5 facts on the current education market in Russia

Russia’s internationalisation efforts have expanded over the last decade, and the outlook for continued growth in the future is promising. Russia remains an emerging education market and is ambitious in its aims to become a bigger player in international mobility.

Education Intelligence highlights five facts about the education market in this country.

1. Consumer expenditure on education is rising

In 2016, consumer spending on education totalled US$7.3 billion, and although this figure has decreased in recent years, it is expected to rise in the coming years to reach US$10.03 billion in 2021. The OECD indicates that Russia spends a high proportion (23.1%) of household income on tertiary-level education but only three per cent on primary, secondary and post-secondary non-tertiary (2013), reflecting the comprehensive state provision at all the non-tertiary levels. Private education began to emerge in the early 1990s, and while the market remains small, it has seen significant growth in recent years, particularly in wealthy urban areas, as parents seek an international, or European, education that they believe will prepare students for work and further study at home or abroad.

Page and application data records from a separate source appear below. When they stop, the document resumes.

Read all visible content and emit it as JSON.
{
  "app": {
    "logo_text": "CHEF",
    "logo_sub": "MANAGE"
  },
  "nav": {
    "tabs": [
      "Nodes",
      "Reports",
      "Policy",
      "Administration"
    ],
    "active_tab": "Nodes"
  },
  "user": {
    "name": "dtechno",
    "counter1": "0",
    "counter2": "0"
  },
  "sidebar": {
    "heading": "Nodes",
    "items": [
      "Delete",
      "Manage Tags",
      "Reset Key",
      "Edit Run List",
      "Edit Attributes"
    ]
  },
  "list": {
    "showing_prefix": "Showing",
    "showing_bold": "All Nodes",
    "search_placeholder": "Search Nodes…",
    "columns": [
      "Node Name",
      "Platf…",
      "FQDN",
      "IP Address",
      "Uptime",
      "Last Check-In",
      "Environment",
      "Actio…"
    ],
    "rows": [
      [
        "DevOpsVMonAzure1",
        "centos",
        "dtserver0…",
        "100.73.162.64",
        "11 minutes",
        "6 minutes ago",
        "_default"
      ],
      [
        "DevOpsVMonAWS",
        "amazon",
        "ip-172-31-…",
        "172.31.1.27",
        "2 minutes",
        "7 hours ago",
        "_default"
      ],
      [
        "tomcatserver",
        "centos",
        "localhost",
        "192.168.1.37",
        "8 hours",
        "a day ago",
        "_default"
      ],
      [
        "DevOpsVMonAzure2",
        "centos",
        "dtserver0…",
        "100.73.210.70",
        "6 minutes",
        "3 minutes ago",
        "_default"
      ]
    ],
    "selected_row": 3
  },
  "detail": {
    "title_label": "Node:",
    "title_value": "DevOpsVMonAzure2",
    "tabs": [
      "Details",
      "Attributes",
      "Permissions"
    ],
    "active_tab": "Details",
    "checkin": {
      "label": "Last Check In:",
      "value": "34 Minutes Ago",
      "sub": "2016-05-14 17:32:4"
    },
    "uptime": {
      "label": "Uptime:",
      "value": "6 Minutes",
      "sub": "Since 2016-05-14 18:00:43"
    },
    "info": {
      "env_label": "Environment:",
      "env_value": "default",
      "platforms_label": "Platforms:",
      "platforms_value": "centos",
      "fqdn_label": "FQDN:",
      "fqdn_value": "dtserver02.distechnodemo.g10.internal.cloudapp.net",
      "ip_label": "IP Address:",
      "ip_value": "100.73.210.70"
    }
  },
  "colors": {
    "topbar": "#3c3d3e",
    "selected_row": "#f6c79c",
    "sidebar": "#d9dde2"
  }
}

2. Strong commitment to higher education

With an extensive and well-established higher education sector, Russia had 530 public and 366 private universities in the 2015-2016 academic year (Rosstat). Tertiary attainment is high with 54 per cent of adults (25-64 years) having attained a tertiary education compared to the OECD average of 35 per cent. Among adults aged 25-34 years, 58 per cent have a tertiary education, higher than the OECD average of 42 per cent (OECD). Tertiary education has become a ‘social imperative’.

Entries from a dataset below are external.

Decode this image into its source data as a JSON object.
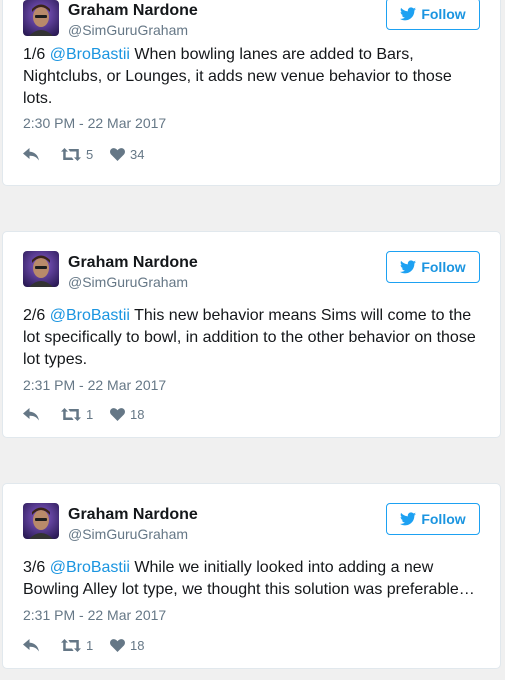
{
  "brand_color": "#1da1f2",
  "mention_color": "#1b95e0",
  "tweets": [
    {
      "author": {
        "name": "Graham Nardone",
        "handle": "@SimGuruGraham"
      },
      "follow_label": "Follow",
      "index": "1/6",
      "mention": "@BroBastii",
      "body": "When bowling lanes are added to Bars, Nightclubs, or Lounges, it adds new venue behavior to those lots.",
      "timestamp": "2:30 PM - 22 Mar 2017",
      "retweets": "5",
      "likes": "34"
    },
    {
      "author": {
        "name": "Graham Nardone",
        "handle": "@SimGuruGraham"
      },
      "follow_label": "Follow",
      "index": "2/6",
      "mention": "@BroBastii",
      "body": "This new behavior means Sims will come to the lot specifically to bowl, in addition to the other behavior on those lot types.",
      "timestamp": "2:31 PM - 22 Mar 2017",
      "retweets": "1",
      "likes": "18"
    },
    {
      "author": {
        "name": "Graham Nardone",
        "handle": "@SimGuruGraham"
      },
      "follow_label": "Follow",
      "index": "3/6",
      "mention": "@BroBastii",
      "body": "While we initially looked into adding a new Bowling Alley lot type, we thought this solution was preferable…",
      "timestamp": "2:31 PM - 22 Mar 2017",
      "retweets": "1",
      "likes": "18"
    }
  ],
  "icons": {
    "reply": "reply-icon",
    "retweet": "retweet-icon",
    "like": "heart-icon",
    "follow": "twitter-bird-icon"
  }
}
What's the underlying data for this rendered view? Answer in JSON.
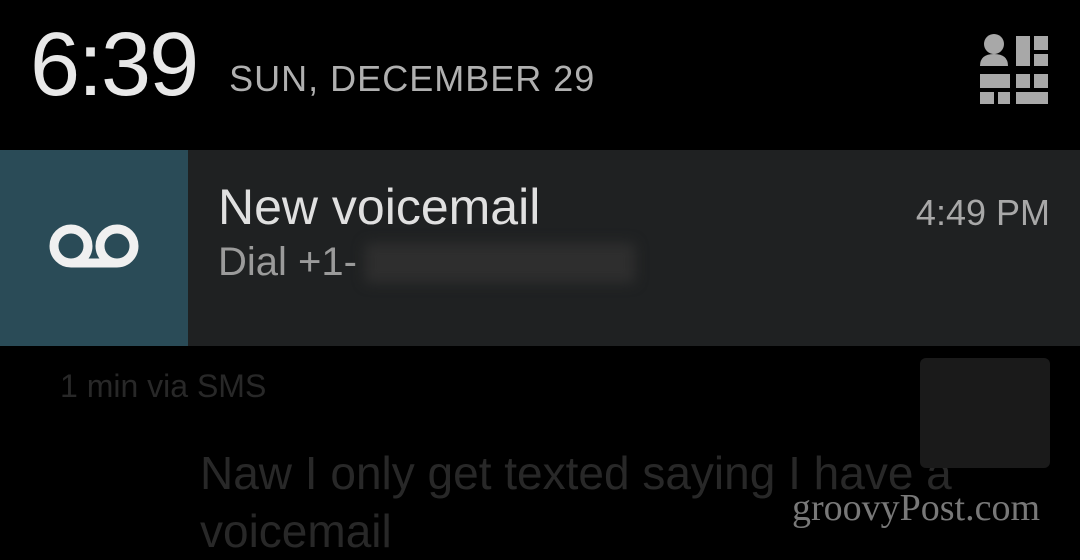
{
  "header": {
    "time": "6:39",
    "date": "SUN, DECEMBER 29"
  },
  "notification": {
    "title": "New voicemail",
    "subtitle_prefix": "Dial +1-",
    "timestamp": "4:49 PM"
  },
  "background": {
    "meta": "1 min via SMS",
    "message": "Naw I only get texted saying I have a voicemail"
  },
  "watermark": "groovyPost.com"
}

3. Internationalisation is a priority

Russia has been implementing the Bologna process since 2003, and the government is undertaking extensive reforms designed to improve the quality and visibility of its higher education sector. In 2012, the government announced the 5-100 initiative to place five Russian universities among the world’s top 100 by 2020. Project 5-100 was launched to enhance the competitiveness and prestige of Russian institutions in global research and education. The internationalisation of research, as well as faculty and the student population, are central to this plan, and researchers are also being encouraged to publish in international rather than local journals. Investment in institutes such as Novosibirsk University and the Russian Academy of Sciences means that Russia is well on its way to creating world-class research centres.

4. Growing popularity of Russia as a study destination

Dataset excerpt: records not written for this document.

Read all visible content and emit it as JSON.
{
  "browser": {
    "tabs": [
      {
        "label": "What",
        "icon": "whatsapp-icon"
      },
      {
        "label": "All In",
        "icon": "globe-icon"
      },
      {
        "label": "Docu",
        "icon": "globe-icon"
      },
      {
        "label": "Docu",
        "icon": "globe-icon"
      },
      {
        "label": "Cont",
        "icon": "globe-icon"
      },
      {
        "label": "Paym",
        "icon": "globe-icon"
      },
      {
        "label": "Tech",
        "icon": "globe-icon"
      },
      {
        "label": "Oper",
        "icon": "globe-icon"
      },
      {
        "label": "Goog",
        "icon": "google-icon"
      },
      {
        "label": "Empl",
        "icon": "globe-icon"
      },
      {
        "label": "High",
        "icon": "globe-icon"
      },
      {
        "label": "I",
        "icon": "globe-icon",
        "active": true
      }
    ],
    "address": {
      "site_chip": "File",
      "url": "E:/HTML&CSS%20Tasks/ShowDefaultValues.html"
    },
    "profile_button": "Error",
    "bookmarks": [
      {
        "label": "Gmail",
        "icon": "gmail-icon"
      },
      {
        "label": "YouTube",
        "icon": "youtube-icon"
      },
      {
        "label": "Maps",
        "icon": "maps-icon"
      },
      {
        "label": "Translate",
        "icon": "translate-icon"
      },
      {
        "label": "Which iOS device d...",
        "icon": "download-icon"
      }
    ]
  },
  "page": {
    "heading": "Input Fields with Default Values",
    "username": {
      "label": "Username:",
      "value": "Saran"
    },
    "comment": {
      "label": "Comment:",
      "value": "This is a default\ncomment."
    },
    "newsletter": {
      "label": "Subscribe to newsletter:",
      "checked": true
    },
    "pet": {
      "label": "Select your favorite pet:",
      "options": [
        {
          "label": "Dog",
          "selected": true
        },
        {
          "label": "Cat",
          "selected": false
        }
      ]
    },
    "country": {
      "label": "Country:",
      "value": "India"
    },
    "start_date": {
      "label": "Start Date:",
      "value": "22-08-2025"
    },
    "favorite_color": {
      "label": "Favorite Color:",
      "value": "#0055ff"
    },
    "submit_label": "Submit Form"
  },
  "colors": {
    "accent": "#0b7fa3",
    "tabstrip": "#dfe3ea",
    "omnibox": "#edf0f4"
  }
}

In 2015, around 226,400 international students were studying in Russia (UNESCO), with numbers almost quadrupling since 2007 as the country has evolved to become one of today’s leading study abroad locations. Russia was the sixth top destination for the world’s mobile tertiary-level students in 2015, hosting almost five per cent of this international cohort following the US (19.7%), UK (9.3%), Australia (6.4%), France (5.1%) and Germany (5%) (UNESCO). Foreign students in Russia come mainly from Commonwealth of Independent States (CIS) countries such as Belarus, Armenia and Kazakhstan, where the reputation of Russian higher education is strong and Russian language proficiency is high.

Main building of Moscow State University

5. Heightened interest in study abroad among Russians

Russia has become a major sending country in recent years as the demand for quality higher education has grown, and incomes have risen. UNESCO reports that 56,328 Russian tertiary students headed overseas to study in 2016, almost double the number who studied abroad in 2000. Interest in study abroad remained resilient despite a struggling economy, the 2014 fall in oil prices and economic sanctions, with outbound numbers between 2013 and 2015 increasing from 51,262 to 56,483. The rising interest among Russian students in studying abroad has been mainly due to the increasing cost of tuition at universities at home as well as the country’s improved economic outlook and stability. Preferred destinations among Russian students are in Central and Eastern European countries, where education is usually more competitively priced with a comparable quality of teaching.


20/11/2017 - 04:34